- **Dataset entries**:
•••
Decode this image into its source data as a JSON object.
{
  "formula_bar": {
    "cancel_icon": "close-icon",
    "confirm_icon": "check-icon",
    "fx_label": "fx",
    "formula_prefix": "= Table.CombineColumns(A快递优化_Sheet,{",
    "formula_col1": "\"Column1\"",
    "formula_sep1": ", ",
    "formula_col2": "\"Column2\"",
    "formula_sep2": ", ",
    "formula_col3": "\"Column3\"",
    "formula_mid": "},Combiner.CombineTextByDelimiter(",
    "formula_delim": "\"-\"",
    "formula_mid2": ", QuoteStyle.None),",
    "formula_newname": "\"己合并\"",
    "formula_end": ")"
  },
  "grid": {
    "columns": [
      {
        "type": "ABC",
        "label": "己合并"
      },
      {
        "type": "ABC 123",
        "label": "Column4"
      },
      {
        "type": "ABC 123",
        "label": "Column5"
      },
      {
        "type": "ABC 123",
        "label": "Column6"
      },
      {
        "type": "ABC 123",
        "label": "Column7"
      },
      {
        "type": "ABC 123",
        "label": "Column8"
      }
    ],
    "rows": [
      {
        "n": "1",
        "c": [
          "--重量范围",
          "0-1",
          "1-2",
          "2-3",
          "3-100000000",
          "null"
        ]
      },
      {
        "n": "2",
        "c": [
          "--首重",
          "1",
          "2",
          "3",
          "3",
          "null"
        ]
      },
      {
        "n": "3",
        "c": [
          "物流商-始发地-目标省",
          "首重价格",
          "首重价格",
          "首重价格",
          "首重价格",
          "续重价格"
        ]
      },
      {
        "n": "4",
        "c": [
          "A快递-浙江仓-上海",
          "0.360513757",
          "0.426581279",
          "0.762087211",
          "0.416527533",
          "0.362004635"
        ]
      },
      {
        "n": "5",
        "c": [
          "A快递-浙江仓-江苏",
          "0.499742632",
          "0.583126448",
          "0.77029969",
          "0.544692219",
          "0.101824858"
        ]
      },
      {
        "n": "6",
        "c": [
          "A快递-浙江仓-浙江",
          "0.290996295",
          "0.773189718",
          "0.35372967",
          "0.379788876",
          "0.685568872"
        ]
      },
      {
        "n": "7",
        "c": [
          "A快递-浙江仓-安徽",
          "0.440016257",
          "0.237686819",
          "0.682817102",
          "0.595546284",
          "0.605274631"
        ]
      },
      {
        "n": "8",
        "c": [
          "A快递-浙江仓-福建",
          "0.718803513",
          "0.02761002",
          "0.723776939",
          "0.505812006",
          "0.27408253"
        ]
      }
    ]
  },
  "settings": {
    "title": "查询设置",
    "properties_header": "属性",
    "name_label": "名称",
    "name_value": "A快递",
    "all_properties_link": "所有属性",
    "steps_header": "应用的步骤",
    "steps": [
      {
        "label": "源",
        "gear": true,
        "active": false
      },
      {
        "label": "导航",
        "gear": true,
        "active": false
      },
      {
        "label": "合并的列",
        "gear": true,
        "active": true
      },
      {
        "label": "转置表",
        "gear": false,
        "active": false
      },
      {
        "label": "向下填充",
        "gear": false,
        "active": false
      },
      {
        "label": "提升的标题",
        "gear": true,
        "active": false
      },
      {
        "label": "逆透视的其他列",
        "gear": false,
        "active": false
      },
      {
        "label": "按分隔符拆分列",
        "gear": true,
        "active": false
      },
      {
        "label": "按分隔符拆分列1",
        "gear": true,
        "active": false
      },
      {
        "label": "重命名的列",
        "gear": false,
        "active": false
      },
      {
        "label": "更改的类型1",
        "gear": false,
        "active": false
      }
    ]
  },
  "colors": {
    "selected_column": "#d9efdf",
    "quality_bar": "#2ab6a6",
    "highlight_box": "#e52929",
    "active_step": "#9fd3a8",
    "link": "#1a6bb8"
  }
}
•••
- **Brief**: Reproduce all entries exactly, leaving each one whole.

- **Result**:
Decode this image into its source data as a JSON object.
{
  "formula_bar": {
    "cancel_icon": "close-icon",
    "confirm_icon": "check-icon",
    "fx_label": "fx",
    "formula_prefix": "= Table.CombineColumns(A快递优化_Sheet,{",
    "formula_col1": "\"Column1\"",
    "formula_sep1": ", ",
    "formula_col2": "\"Column2\"",
    "formula_sep2": ", ",
    "formula_col3": "\"Column3\"",
    "formula_mid": "},Combiner.CombineTextByDelimiter(",
    "formula_delim": "\"-\"",
    "formula_mid2": ", QuoteStyle.None),",
    "formula_newname": "\"己合并\"",
    "formula_end": ")"
  },
  "grid": {
    "columns": [
      {
        "type": "ABC",
        "label": "己合并"
      },
      {
        "type": "ABC 123",
        "label": "Column4"
      },
      {
        "type": "ABC 123",
        "label": "Column5"
      },
      {
        "type": "ABC 123",
        "label": "Column6"
      },
      {
        "type": "ABC 123",
        "label": "Column7"
      },
      {
        "type": "ABC 123",
        "label": "Column8"
      }
    ],
    "rows": [
      {
        "n": "1",
        "c": [
          "--重量范围",
          "0-1",
          "1-2",
          "2-3",
          "3-100000000",
          "null"
        ]
      },
      {
        "n": "2",
        "c": [
          "--首重",
          "1",
          "2",
          "3",
          "3",
          "null"
        ]
      },
      {
        "n": "3",
        "c": [
          "物流商-始发地-目标省",
          "首重价格",
          "首重价格",
          "首重价格",
          "首重价格",
          "续重价格"
        ]
      },
      {
        "n": "4",
        "c": [
          "A快递-浙江仓-上海",
          "0.360513757",
          "0.426581279",
          "0.762087211",
          "0.416527533",
          "0.362004635"
        ]
      },
      {
        "n": "5",
        "c": [
          "A快递-浙江仓-江苏",
          "0.499742632",
          "0.583126448",
          "0.77029969",
          "0.544692219",
          "0.101824858"
        ]
      },
      {
        "n": "6",
        "c": [
          "A快递-浙江仓-浙江",
          "0.290996295",
          "0.773189718",
          "0.35372967",
          "0.379788876",
          "0.685568872"
        ]
      },
      {
        "n": "7",
        "c": [
          "A快递-浙江仓-安徽",
          "0.440016257",
          "0.237686819",
          "0.682817102",
          "0.595546284",
          "0.605274631"
        ]
      },
      {
        "n": "8",
        "c": [
          "A快递-浙江仓-福建",
          "0.718803513",
          "0.02761002",
          "0.723776939",
          "0.505812006",
          "0.27408253"
        ]
      }
    ]
  },
  "settings": {
    "title": "查询设置",
    "properties_header": "属性",
    "name_label": "名称",
    "name_value": "A快递",
    "all_properties_link": "所有属性",
    "steps_header": "应用的步骤",
    "steps": [
      {
        "label": "源",
        "gear": true,
        "active": false
      },
      {
        "label": "导航",
        "gear": true,
        "active": false
      },
      {
        "label": "合并的列",
        "gear": true,
        "active": true
      },
      {
        "label": "转置表",
        "gear": false,
        "active": false
      },
      {
        "label": "向下填充",
        "gear": false,
        "active": false
      },
      {
        "label": "提升的标题",
        "gear": true,
        "active": false
      },
      {
        "label": "逆透视的其他列",
        "gear": false,
        "active": false
      },
      {
        "label": "按分隔符拆分列",
        "gear": true,
        "active": false
      },
      {
        "label": "按分隔符拆分列1",
        "gear": true,
        "active": false
      },
      {
        "label": "重命名的列",
        "gear": false,
        "active": false
      },
      {
        "label": "更改的类型1",
        "gear": false,
        "active": false
      }
    ]
  },
  "colors": {
    "selected_column": "#d9efdf",
    "quality_bar": "#2ab6a6",
    "highlight_box": "#e52929",
    "active_step": "#9fd3a8",
    "link": "#1a6bb8"
  }
}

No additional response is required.